### PROBLEM DESCRIPTION
Repeat the data verbatim, images excluded.

# # # #

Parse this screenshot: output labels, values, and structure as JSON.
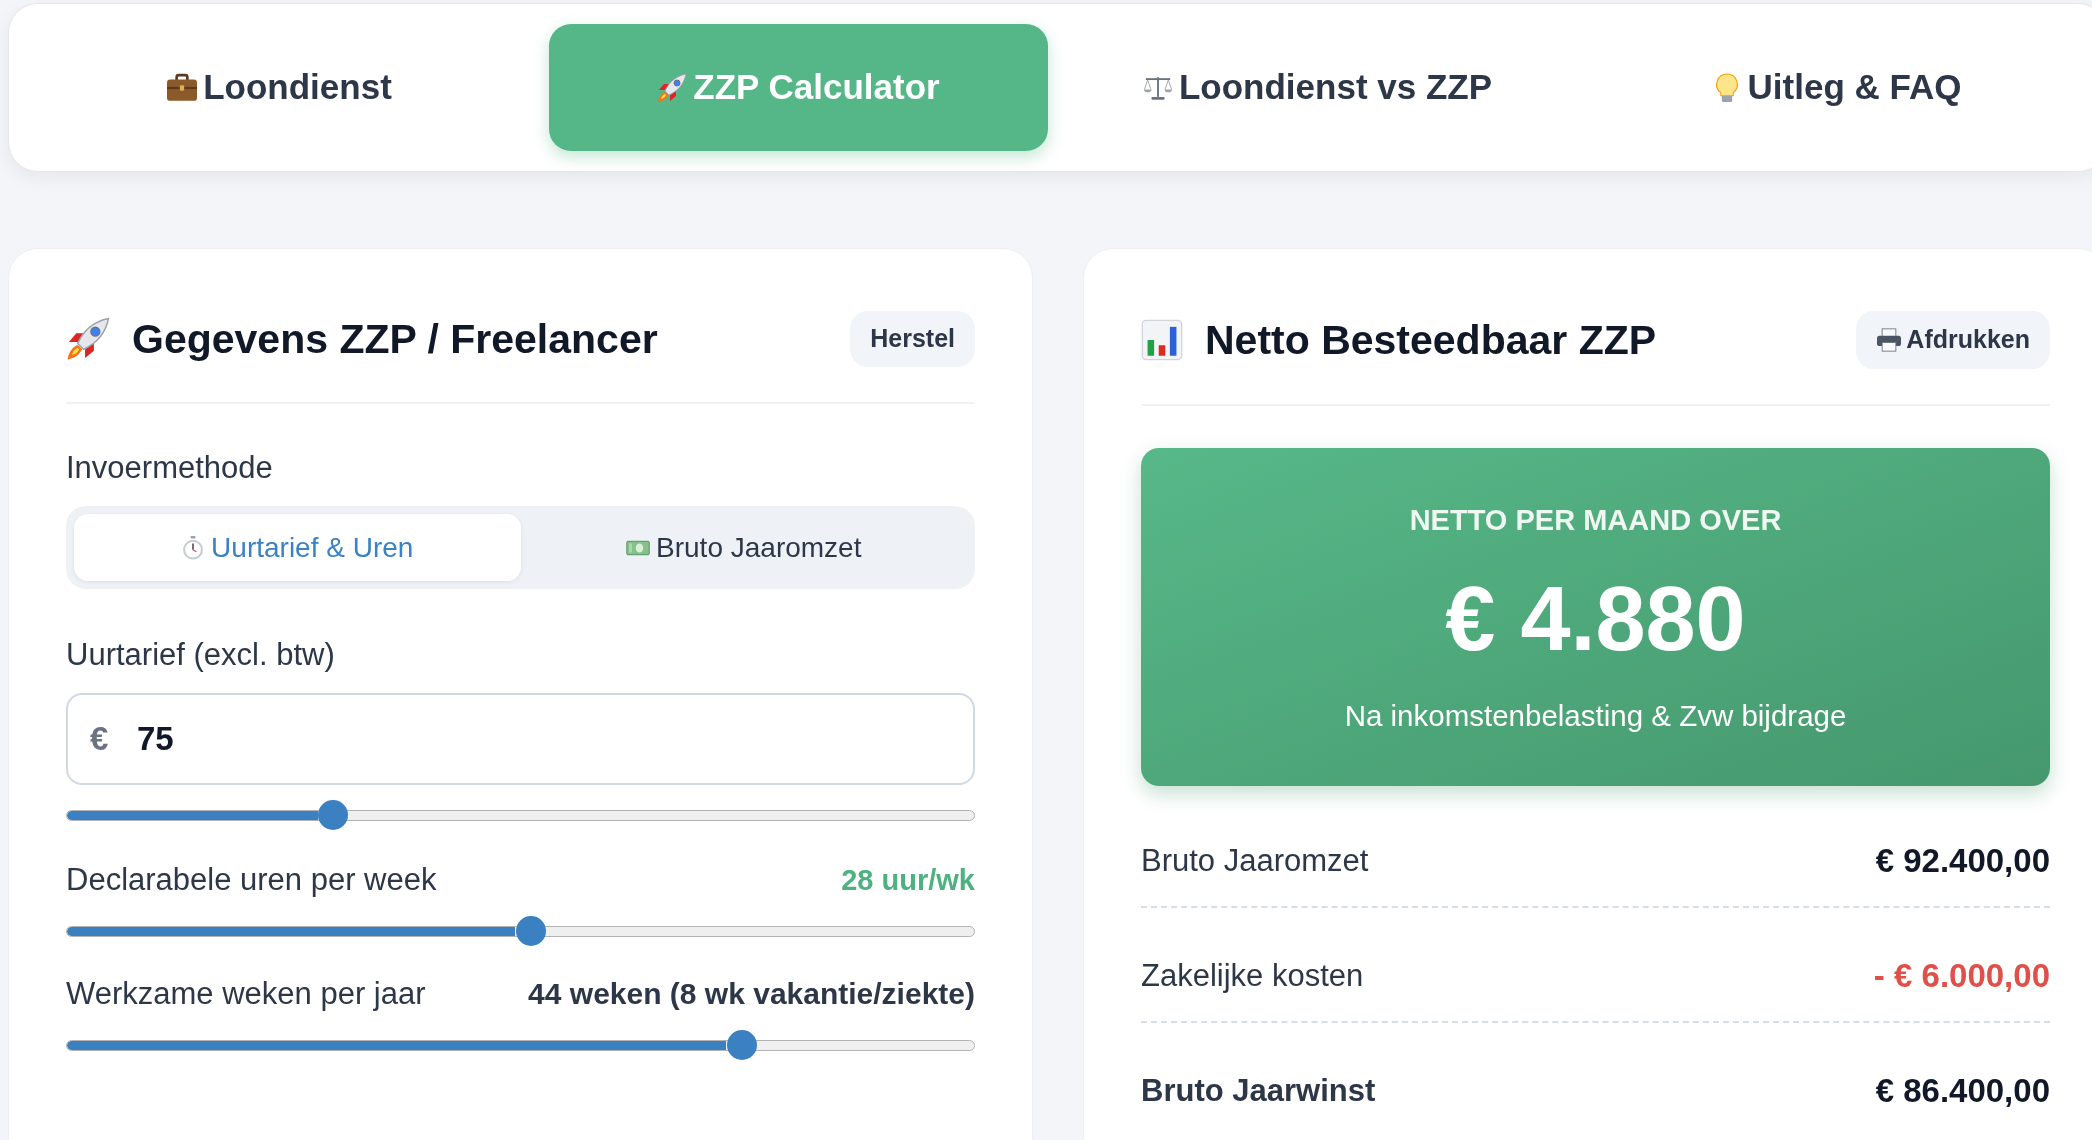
{
  "nav_tabs": [
    {
      "label": "Loondienst",
      "selected": false
    },
    {
      "label": "ZZP Calculator",
      "selected": true
    },
    {
      "label": "Loondienst vs ZZP",
      "selected": false
    },
    {
      "label": "Uitleg & FAQ",
      "selected": false
    }
  ],
  "input_panel": {
    "title": "Gegevens ZZP / Freelancer",
    "reset_button": "Herstel",
    "input_method": {
      "label": "Invoermethode",
      "options": [
        {
          "label": "Uurtarief & Uren",
          "selected": true
        },
        {
          "label": "Bruto Jaaromzet",
          "selected": false
        }
      ]
    },
    "hourly_rate": {
      "label": "Uurtarief (excl. btw)",
      "prefix": "€",
      "value": "75",
      "level": 0.294
    },
    "billable_hours": {
      "label": "Declarabele uren per week",
      "reading": "28 uur/wk",
      "level": 0.512
    },
    "work_weeks": {
      "label": "Werkzame weken per jaar",
      "reading": "44 weken (8 wk vakantie/ziekte)",
      "level": 0.744
    }
  },
  "result_panel": {
    "title": "Netto Besteedbaar ZZP",
    "print_button": "Afdrukken",
    "summary": {
      "caption": "NETTO PER MAAND OVER",
      "amount": "€ 4.880",
      "note": "Na inkomstenbelasting & Zvw bijdrage"
    },
    "rows": [
      {
        "label": "Bruto Jaaromzet",
        "value": "€ 92.400,00",
        "kind": "normal"
      },
      {
        "label": "Zakelijke kosten",
        "value": "- € 6.000,00",
        "kind": "deduction"
      },
      {
        "label": "Bruto Jaarwinst",
        "value": "€ 86.400,00",
        "kind": "total"
      }
    ]
  }
}
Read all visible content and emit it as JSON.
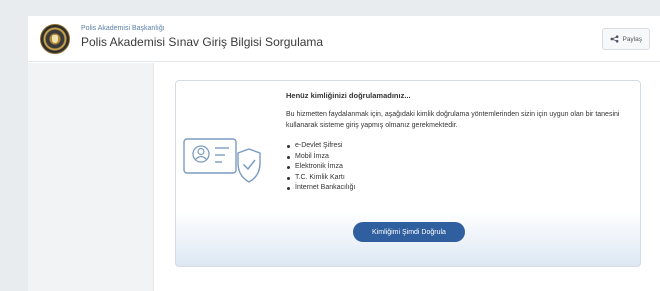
{
  "header": {
    "supertitle": "Polis Akademisi Başkanlığı",
    "title": "Polis Akademisi Sınav Giriş Bilgisi Sorgulama",
    "share_label": "Paylaş",
    "share_icon": "share-icon",
    "logo_icon": "emblem-logo"
  },
  "card": {
    "heading": "Henüz kimliğinizi doğrulamadınız...",
    "description": "Bu hizmetten faydalanmak için, aşağıdaki kimlik doğrulama yöntemlerinden sizin için uygun olan bir tanesini kullanarak sisteme giriş yapmış olmanız gerekmektedir.",
    "methods": [
      "e-Devlet Şifresi",
      "Mobil İmza",
      "Elektronik İmza",
      "T.C. Kimlik Kartı",
      "İnternet Bankacılığı"
    ],
    "button_label": "Kimliğimi Şimdi Doğrula",
    "illustration_icon": "id-card-shield-icon"
  },
  "colors": {
    "page_background": "#e9ecef",
    "primary_button": "#2f5f9e",
    "illustration_stroke": "#7b9cc0",
    "supertitle": "#5a7fa7"
  }
}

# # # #

### RESULT OF THIS TASK
Parse this screenshot: output labels, values, and structure as JSON.
{
  "nav_tabs": [
    {
      "label": "Loondienst",
      "selected": false
    },
    {
      "label": "ZZP Calculator",
      "selected": true
    },
    {
      "label": "Loondienst vs ZZP",
      "selected": false
    },
    {
      "label": "Uitleg & FAQ",
      "selected": false
    }
  ],
  "input_panel": {
    "title": "Gegevens ZZP / Freelancer",
    "reset_button": "Herstel",
    "input_method": {
      "label": "Invoermethode",
      "options": [
        {
          "label": "Uurtarief & Uren",
          "selected": true
        },
        {
          "label": "Bruto Jaaromzet",
          "selected": false
        }
      ]
    },
    "hourly_rate": {
      "label": "Uurtarief (excl. btw)",
      "prefix": "€",
      "value": "75",
      "level": 0.294
    },
    "billable_hours": {
      "label": "Declarabele uren per week",
      "reading": "28 uur/wk",
      "level": 0.512
    },
    "work_weeks": {
      "label": "Werkzame weken per jaar",
      "reading": "44 weken (8 wk vakantie/ziekte)",
      "level": 0.744
    }
  },
  "result_panel": {
    "title": "Netto Besteedbaar ZZP",
    "print_button": "Afdrukken",
    "summary": {
      "caption": "NETTO PER MAAND OVER",
      "amount": "€ 4.880",
      "note": "Na inkomstenbelasting & Zvw bijdrage"
    },
    "rows": [
      {
        "label": "Bruto Jaaromzet",
        "value": "€ 92.400,00",
        "kind": "normal"
      },
      {
        "label": "Zakelijke kosten",
        "value": "- € 6.000,00",
        "kind": "deduction"
      },
      {
        "label": "Bruto Jaarwinst",
        "value": "€ 86.400,00",
        "kind": "total"
      }
    ]
  }
}
Read all visible content and emit it as JSON.
{
  "header": {
    "supertitle": "Polis Akademisi Başkanlığı",
    "title": "Polis Akademisi Sınav Giriş Bilgisi Sorgulama",
    "share_label": "Paylaş",
    "share_icon": "share-icon",
    "logo_icon": "emblem-logo"
  },
  "card": {
    "heading": "Henüz kimliğinizi doğrulamadınız...",
    "description": "Bu hizmetten faydalanmak için, aşağıdaki kimlik doğrulama yöntemlerinden sizin için uygun olan bir tanesini kullanarak sisteme giriş yapmış olmanız gerekmektedir.",
    "methods": [
      "e-Devlet Şifresi",
      "Mobil İmza",
      "Elektronik İmza",
      "T.C. Kimlik Kartı",
      "İnternet Bankacılığı"
    ],
    "button_label": "Kimliğimi Şimdi Doğrula",
    "illustration_icon": "id-card-shield-icon"
  },
  "colors": {
    "page_background": "#e9ecef",
    "primary_button": "#2f5f9e",
    "illustration_stroke": "#7b9cc0",
    "supertitle": "#5a7fa7"
  }
}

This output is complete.